New To Bio-Diesel? Here’s What You Need To Know To Keep Your Used Semi Running Smoothly In Cold Weather

Are you about to become the owner/operator of a used semi truck that will frequently travel through cold climates? Do you want to boost the truck's fuel efficiency with the use of bio-diesel, but don't know much about it because you've always filled up with petro-fuel alone? If so, the following information is for you.

Bio-Diesel Gels Faster Than Petro-Diesel

Just as petro-diesel has bits of paraffin that solidify in cold temperatures, bio-diesel has bits of glycerin that do the same. The main difference is the temperatures at which the gelling occurs. 

While it can occur faster under rare conditions, untreated, standard #2 petro-diesel will usually be safe from gelling until temperatures drop to between -18 and 20 degrees Fahrenheit. Most untreated bio-diesel, on the other hand, will begin to gel up at just 33 degrees Fahrenheit. 

When Blending For Cold Weather, Keep Your Bio-Fuel Under 5 Percent

Studies show that the lower the percentage of bio-fuel in your fuel tanks, the less your fuel's overall cold-flow (lowest operable temperature) will be affected. If you're worried about fuel-gelling, stick with a B2 or B5 blend. B2 blends are composed of 2 percent bio-diesel and 98 percent petro-diesel, while B5 blends are 5 percent bio-diesel and 95 percent petro-diesel. 

If You Must Use B20, Take Extra Precautions

After a 5 percent mix, the next standard bio-diesel mix is 20 percent bio-diesel to 80 percent petro-diesel. At this point, there's enough bio-fuel in your tanks to seriously increase the risk of gelling. While a truck running B20 or higher will get great fuel mileage, it will also freeze up on the side of the road unless the driver takes some added measures.

Cold-Weather Additives. Cold weather additives work to break up and dissolve the solidifying molecules that result in fuel-gelling. However, since the molecular makeup of petro-diesel and bio-diesel are quite different, standard cold weather additives don't work very well for trucks running bio-diesel.

If you're running a blend of petro-diesel and bio-diesel, you'll still need petro-diesel cold weather additives in cold climates, but you'll also need to dump some additives specifically formulated to lower the gel-point temperature of bio-diesel fuel into your tanks.
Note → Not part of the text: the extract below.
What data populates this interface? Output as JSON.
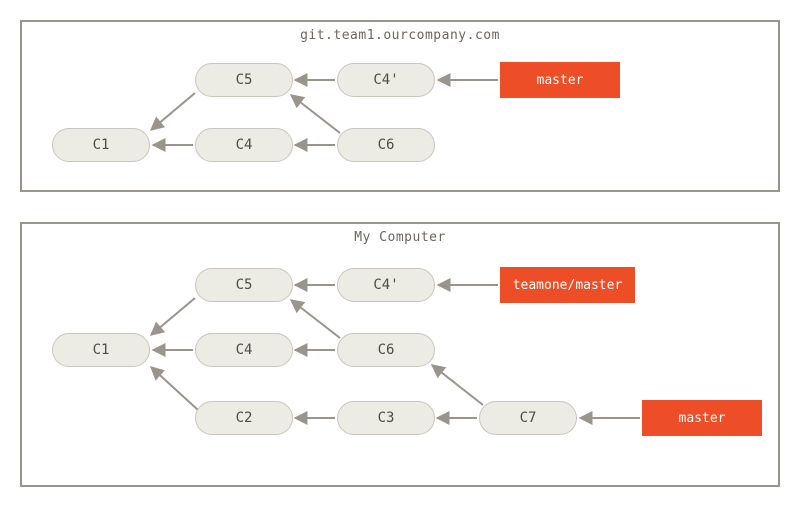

Winterized Bio-Diesel. Another way to lower the cold-flow of your fuel is to buy a winterized bio-fuel blend. It's available in all the same blend quantities as regular bio-fuel, but it goes through an added process.

The fuel is heated up and then cooled to temperatures just below its freezing point. As the fuel is cooled, the fats in it sink to the bottom of the mixture. The liquid fuel is then separated from the solids, and the solids are discarded. The resulting, low cold-flow fuel can then be mixed with petro-diesel, providing you with cold-tolerant mixes of B20 or higher.

Filter Heaters. For the coldest of climates, fuel filter heaters provide optimal protection against bio-diesel gelling. These silicone pads wrap around your semi truck's fuel filter and are held in place with adhesive strips. Once the pad is in place, all you need to do is connect the wire to your already on-board battery, and you'll have a constant flow of heat delivered right to your filter canister. When temperatures rise, you simply disconnect the wire from your battery; you can leave the pad right in place for the next time you need it.

If you're buying a used semi truck and you plan to use bio-diesel fuel to power it, you've got to understand the differences between petro-fuel and bio-fuel as they relate to cold climates. Bio-diesel can make your truck run cleaner and more efficiently, but when temperatures drop, you'll need to buy winterized bio-fuel, stick to a low mix rate of bio-diesel, and/or protect your fuel from gelling with a fuel filter heater.

Now that you're armed with this information, you're ready to get your used semi truck from a dealer like